He was a mongoose, rather like a little cat in his fur and his tail, but quite like a weasel in his head and his habits. His eyes and the end of his restless nose were pink. He could scratch himself anywhere he pleased with any leg, front or back, that he chose to use. He could fluff up his tail till it looked like a bottle brush, and his war cry as he scuttled through the long grass was: "Rikk-tikk-tikki-tikki-tchk!"One day, a high summer flood washed him out of the burrow where he lived with his father and mother, and carried him, kicking and clucking, down a roadside ditch. He found a little wisp of grass floating there, and clung to it till he lost his senses. When he revived, he was lying in the hot sun on the middle of a garden path, very draggled indeed, and a small boy was saying, "Here's a dead mongoose. Let's have a funeral.""No," said his mother, "let's take him in and dry him.
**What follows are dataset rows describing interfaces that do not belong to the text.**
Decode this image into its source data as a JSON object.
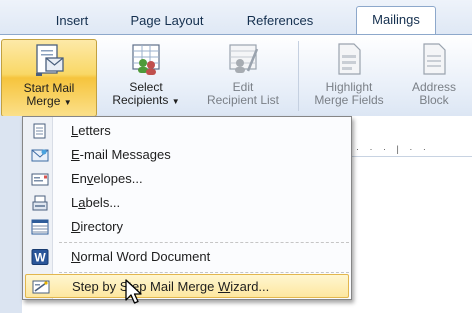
{
  "tabs": [
    {
      "label": "Insert",
      "active": false
    },
    {
      "label": "Page Layout",
      "active": false
    },
    {
      "label": "References",
      "active": false
    },
    {
      "label": "Mailings",
      "active": true
    }
  ],
  "ribbon": {
    "start_mail_merge": {
      "line1": "Start Mail",
      "line2": "Merge",
      "icon": "start-mail-merge-icon",
      "state": "pressed"
    },
    "select_recipients": {
      "line1": "Select",
      "line2": "Recipients",
      "icon": "select-recipients-icon"
    },
    "edit_recipient_list": {
      "line1": "Edit",
      "line2": "Recipient List",
      "icon": "edit-recipient-list-icon",
      "disabled": true
    },
    "highlight_merge_fields": {
      "line1": "Highlight",
      "line2": "Merge Fields",
      "icon": "highlight-merge-fields-icon",
      "disabled": true
    },
    "address_block": {
      "line1": "Address",
      "line2": "Block",
      "icon": "address-block-icon",
      "disabled": true
    }
  },
  "menu": {
    "items": [
      {
        "pre": "",
        "key": "L",
        "post": "etters",
        "icon": "letters-icon"
      },
      {
        "pre": "",
        "key": "E",
        "post": "-mail Messages",
        "icon": "email-icon"
      },
      {
        "pre": "En",
        "key": "v",
        "post": "elopes...",
        "icon": "envelope-icon"
      },
      {
        "pre": "L",
        "key": "a",
        "post": "bels...",
        "icon": "labels-icon"
      },
      {
        "pre": "",
        "key": "D",
        "post": "irectory",
        "icon": "directory-icon"
      },
      {
        "pre": "",
        "key": "N",
        "post": "ormal Word Document",
        "icon": "word-icon"
      },
      {
        "pre": "Step by Step Mail Merge ",
        "key": "W",
        "post": "izard...",
        "icon": "wizard-icon",
        "highlighted": true
      }
    ]
  },
  "colors": {
    "pressed_button": "#f9d866",
    "highlight_item": "#fde7a0",
    "tab_text": "#15304f",
    "word_icon_blue": "#2a5699"
  }
}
Perhaps he isn't really dead."
“It is the hardest thing in the world to frighten a mongoose, because he is eaten up from nose to tail with curiosity.”